When software is key asset in a merger and acquisition (M&A) transaction, performing software due diligence is a critical part of the process. There’s a lot to cover when it comes to this part of diligence, and you can learn more by reading our take the breadth of the process. But the focus here is on software quality.
Architectural design is a defining facet of software quality, but it is often given less attention than it deserves. Our organization performs hundreds of audits every year, usually in M&A scenarios, and we find that most clients’ process for software due diligence entails a manual review of the target’s software architecture. While that kind of review is an important aspect of software due diligence, it won’t provide a measurement of how well the code is structured and the implications that may have on future development.

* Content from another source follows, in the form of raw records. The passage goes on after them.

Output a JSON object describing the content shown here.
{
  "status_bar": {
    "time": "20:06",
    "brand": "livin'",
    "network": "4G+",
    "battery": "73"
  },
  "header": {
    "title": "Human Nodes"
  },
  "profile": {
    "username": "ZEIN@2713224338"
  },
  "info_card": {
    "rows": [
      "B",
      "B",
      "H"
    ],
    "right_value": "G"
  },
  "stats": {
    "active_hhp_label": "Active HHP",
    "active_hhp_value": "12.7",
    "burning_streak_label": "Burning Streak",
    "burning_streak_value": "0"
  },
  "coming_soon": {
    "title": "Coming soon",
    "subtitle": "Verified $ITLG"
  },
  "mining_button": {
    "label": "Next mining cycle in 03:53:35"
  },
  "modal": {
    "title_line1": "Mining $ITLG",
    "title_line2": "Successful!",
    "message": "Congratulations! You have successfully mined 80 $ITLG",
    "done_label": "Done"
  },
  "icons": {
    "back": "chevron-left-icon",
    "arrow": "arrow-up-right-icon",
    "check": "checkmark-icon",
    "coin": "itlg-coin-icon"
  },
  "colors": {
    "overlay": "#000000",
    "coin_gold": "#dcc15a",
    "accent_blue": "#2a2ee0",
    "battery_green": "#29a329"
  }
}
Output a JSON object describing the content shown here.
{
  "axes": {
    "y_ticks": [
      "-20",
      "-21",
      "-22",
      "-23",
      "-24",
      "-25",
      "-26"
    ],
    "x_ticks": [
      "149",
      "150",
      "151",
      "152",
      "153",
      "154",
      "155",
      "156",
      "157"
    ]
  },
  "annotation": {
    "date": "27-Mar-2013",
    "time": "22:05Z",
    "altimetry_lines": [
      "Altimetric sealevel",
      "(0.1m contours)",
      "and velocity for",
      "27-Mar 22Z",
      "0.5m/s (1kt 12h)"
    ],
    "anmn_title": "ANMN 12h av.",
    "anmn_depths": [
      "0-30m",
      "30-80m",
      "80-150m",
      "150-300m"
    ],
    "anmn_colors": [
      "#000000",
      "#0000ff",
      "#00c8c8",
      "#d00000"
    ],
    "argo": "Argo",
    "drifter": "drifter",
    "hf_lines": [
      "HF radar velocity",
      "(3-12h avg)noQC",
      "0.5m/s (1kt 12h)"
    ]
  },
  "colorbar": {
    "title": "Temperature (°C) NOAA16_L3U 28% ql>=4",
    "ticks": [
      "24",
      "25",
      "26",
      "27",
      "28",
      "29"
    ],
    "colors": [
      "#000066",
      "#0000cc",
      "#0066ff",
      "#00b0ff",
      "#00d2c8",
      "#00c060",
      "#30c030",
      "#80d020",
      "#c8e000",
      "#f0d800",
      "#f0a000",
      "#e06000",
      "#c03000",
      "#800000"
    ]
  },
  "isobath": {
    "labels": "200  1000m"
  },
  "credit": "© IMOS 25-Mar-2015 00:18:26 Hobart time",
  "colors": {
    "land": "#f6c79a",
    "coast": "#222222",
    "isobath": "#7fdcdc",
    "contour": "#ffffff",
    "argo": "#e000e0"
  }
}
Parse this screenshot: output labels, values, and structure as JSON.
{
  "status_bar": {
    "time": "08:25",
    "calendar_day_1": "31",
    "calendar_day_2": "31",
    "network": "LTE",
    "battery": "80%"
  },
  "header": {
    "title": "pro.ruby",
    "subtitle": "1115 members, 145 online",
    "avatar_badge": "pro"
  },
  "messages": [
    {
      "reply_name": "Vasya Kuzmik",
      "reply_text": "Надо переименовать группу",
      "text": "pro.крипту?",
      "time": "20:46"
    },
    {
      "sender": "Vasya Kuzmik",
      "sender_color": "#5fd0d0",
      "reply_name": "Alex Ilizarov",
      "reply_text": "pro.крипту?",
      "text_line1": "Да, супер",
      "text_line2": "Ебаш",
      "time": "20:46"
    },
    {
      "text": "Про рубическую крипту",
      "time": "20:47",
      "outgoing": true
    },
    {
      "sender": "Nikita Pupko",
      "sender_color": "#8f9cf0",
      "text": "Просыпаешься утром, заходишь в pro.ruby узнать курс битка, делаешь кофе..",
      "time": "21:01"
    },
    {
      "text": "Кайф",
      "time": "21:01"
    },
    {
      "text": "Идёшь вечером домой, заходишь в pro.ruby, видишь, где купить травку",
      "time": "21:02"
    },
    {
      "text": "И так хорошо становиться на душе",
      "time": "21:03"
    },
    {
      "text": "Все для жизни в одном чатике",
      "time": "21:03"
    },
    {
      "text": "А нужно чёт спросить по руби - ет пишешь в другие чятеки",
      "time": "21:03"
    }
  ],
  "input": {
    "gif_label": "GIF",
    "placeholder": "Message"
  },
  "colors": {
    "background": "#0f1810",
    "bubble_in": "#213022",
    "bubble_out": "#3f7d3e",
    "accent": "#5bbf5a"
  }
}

Often, over time, the structure of the software itself drifts from the original architectural diagrams. That’s why complementing manual review of the architects’ intent with a tool-based analysis of the structure of the actual code enables buyers to understand the architectural health of the codebase and what will be required to improve it going forward. Will the inherent design of the software be a key asset or a drag on future development?
The target company often performs a manual review of the architecture for the acquirer. This review typically covers the functionality and design elements in flowcharts and high-level architectural component diagrams. It’s a good indication of the design skills of the architects, but it doesn’t dig into details of the actual software implementation, so it can’t easily identify specific problem areas within the codebase.
Our auditors have observed a wide range of software systems and development practices over many years, and we have found that the documented high-level design elements don’t always tell the whole story. How well this vision is adhered to and translated by the developers into functional components, and how the code within these components evolves over time, can make or break the stability and performance of a system, impact its potential to scale if workload or growth is expected, and influence the time and resources needed to maintain it. Often of key importance to an acquirer’s investment thesis is the target’s capacity to integrate easily and possibly cloud-enable either the entire system or parts of it. Without the appropriate architecture, the acquirer’s plans will be fraught with setbacks and costly to achieve.